Even with the amount of takeaway business they do, he does not see chains like Costa as a big threat. “Our way of doing coffee is very difficult,” he says. “The kind of person that comes to our place for a coffee is looking for quality – for the perfect extraction from a professional barista who can extract the best coffee they can get. It’s about the quality of products, the way we prepare them, and the customer experience.”
Caffelatte’s baristas know many of their clientele by sight and their orders by heart – even when the customers themselves forget. “It’s a totally different target that we have,” Carnazza explains, who says they often get lines so long they struggle to cope with the demand. “We’re more of a specialty store than a commercial one.”

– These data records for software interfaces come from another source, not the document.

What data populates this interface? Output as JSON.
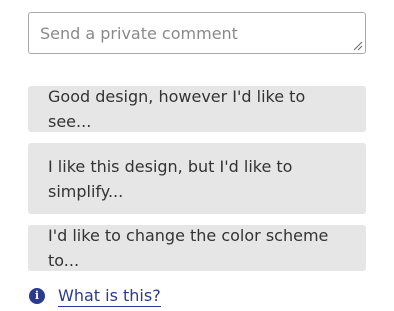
{
  "comment": {
    "placeholder": "Send a private comment",
    "value": ""
  },
  "suggestions": [
    {
      "label": "Good design, however I'd like to see..."
    },
    {
      "label": "I like this design, but I'd like to simplify..."
    },
    {
      "label": "I'd like to change the color scheme to..."
    }
  ],
  "help": {
    "icon": "info-icon",
    "link_label": "What is this?"
  },
  "colors": {
    "accent": "#2b3a8f",
    "suggestion_bg": "#e6e6e6",
    "text": "#333333"
  }
}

Can competing coffees coexist?
Blendmaster DeMets agrees that there’s room for both the traditional Belgian cafés and the international chains – even if he isn’t the biggest fan of their coffee. “When you go to places like Starbucks, you drink mainly milk-based drinks, with syrup and sugar and ice and cream. Some beverages are more like milkshakes. I never drink my coffee with sugar – you don’t put grenadine in your wine, do you? – but the customer drinks it the way he wants.”
But DeMets admits that the Starbucks and Costa coffees are popular with the younger crowd. “They’re not discovering anything about coffee there, but they’re enjoying themselves,” he says.
He calls the premise of international chain coffee stores “extremely clever”: customers can get the same drink in different parts of the world, and have it taste the same, even as the way of drinking coffee differs from one country to the next. “As a roaster, I tell people to stop criticising Starbucks because it’s a clever matter. It’s the McDonald’s of coffee. You can say whatever you want about that, but they’re doing business, and fantastic business at that.”